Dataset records
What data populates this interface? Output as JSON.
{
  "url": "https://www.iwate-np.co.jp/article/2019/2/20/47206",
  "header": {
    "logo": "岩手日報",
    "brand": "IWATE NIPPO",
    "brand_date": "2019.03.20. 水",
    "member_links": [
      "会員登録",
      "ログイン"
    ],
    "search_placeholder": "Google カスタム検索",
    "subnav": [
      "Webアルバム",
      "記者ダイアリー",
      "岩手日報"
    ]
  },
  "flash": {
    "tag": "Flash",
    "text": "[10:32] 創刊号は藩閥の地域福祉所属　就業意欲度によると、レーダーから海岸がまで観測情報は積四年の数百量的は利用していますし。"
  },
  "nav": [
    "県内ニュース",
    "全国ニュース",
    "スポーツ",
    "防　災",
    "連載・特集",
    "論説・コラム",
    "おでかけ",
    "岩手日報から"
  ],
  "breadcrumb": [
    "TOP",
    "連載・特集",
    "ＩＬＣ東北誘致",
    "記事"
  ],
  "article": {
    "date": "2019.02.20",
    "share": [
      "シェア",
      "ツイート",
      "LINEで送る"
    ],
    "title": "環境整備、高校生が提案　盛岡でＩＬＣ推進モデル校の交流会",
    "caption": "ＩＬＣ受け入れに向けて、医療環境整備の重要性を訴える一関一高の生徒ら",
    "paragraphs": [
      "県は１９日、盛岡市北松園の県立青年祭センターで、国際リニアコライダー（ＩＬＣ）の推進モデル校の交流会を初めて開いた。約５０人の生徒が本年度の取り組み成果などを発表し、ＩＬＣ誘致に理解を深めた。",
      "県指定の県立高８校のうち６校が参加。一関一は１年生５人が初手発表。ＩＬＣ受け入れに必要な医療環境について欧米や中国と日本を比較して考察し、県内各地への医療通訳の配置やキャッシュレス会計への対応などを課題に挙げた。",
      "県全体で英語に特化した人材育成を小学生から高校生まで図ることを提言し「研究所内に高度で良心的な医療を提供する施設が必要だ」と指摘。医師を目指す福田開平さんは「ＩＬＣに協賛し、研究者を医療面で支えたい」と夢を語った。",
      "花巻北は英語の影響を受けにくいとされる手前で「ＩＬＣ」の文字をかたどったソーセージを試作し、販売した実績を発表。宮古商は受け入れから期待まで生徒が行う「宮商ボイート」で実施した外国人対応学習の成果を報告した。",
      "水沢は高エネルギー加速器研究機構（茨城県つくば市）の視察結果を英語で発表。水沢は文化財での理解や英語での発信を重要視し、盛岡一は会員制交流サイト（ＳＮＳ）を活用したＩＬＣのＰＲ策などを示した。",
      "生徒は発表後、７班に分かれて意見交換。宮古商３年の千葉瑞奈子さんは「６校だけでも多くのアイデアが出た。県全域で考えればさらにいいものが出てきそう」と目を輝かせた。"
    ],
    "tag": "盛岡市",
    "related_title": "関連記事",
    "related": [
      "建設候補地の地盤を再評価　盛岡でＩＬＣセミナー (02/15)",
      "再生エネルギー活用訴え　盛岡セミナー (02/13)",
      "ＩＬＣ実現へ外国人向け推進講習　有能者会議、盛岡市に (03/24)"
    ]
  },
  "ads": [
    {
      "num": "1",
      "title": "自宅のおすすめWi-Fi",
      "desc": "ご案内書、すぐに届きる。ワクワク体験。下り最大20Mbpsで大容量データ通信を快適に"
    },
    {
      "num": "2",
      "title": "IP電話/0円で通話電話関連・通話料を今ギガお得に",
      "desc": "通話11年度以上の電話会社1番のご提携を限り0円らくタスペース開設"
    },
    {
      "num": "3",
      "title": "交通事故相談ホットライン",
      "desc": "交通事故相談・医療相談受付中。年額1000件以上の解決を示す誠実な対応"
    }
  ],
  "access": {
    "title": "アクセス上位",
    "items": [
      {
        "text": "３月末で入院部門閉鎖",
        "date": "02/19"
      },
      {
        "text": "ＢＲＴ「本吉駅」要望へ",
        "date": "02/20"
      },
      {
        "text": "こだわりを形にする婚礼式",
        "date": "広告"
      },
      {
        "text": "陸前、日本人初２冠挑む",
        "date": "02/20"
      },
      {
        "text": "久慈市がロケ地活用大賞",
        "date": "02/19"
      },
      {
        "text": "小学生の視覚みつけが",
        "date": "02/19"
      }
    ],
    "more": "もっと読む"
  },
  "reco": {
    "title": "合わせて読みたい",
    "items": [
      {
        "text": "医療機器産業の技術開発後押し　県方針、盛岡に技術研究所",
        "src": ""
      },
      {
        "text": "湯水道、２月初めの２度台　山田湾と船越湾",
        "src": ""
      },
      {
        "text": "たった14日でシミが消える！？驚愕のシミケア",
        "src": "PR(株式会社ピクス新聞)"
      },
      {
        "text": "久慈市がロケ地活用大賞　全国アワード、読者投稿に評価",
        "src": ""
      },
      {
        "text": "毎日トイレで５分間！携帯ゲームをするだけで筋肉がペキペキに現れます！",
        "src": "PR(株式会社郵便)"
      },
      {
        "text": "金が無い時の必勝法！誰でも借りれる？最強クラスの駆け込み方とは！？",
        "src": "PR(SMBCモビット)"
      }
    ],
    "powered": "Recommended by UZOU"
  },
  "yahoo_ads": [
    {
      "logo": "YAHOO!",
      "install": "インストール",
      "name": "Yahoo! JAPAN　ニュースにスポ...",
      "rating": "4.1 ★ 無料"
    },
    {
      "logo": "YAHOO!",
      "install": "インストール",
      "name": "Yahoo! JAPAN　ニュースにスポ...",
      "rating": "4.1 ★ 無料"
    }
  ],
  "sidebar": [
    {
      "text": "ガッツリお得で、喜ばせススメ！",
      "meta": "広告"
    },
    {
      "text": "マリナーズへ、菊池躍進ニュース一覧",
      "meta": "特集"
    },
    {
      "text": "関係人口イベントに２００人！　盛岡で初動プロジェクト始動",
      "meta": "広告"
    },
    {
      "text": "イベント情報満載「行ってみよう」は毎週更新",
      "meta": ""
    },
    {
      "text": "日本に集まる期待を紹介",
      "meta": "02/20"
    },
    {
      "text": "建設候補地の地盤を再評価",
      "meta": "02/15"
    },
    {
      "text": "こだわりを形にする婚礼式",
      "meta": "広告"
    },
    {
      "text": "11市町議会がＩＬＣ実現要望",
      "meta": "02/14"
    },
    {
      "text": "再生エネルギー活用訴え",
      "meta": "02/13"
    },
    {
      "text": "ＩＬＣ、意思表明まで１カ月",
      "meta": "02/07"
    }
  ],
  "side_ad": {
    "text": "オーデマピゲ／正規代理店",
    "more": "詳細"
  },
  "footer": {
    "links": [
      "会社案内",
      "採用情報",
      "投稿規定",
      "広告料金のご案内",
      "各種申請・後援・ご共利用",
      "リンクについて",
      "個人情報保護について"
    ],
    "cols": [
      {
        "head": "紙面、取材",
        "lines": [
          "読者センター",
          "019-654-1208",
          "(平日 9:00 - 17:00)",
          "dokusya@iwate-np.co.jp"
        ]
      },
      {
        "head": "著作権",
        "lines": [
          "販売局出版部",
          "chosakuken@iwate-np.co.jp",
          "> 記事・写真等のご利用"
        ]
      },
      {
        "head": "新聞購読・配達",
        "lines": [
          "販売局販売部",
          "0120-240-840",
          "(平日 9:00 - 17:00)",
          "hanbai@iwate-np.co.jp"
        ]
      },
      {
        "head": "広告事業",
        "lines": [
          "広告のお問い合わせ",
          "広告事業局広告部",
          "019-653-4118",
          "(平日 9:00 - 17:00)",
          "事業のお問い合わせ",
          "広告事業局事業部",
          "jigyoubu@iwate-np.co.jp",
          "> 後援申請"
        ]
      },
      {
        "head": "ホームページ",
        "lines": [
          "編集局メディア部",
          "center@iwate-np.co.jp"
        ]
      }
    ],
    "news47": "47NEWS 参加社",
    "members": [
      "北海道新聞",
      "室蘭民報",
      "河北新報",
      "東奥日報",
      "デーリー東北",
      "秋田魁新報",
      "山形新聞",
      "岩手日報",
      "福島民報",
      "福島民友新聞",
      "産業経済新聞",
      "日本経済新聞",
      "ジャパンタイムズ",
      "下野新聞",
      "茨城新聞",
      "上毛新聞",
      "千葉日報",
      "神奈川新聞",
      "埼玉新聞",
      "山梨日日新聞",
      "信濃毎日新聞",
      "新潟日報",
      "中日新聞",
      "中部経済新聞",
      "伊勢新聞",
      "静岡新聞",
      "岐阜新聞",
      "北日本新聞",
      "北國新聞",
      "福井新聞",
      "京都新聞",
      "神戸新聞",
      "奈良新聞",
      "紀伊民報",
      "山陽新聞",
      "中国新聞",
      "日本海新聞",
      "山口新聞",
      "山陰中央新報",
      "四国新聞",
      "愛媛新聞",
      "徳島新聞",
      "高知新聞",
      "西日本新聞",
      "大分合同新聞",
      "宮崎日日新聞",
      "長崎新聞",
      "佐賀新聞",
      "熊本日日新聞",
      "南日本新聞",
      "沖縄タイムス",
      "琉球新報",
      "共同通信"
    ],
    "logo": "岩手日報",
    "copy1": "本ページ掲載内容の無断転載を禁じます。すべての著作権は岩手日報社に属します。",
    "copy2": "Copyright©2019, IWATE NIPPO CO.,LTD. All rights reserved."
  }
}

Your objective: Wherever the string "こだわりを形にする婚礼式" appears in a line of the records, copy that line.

Written answer:
        "text": "こだわりを形にする婚礼式",
      "text": "こだわりを形にする婚礼式",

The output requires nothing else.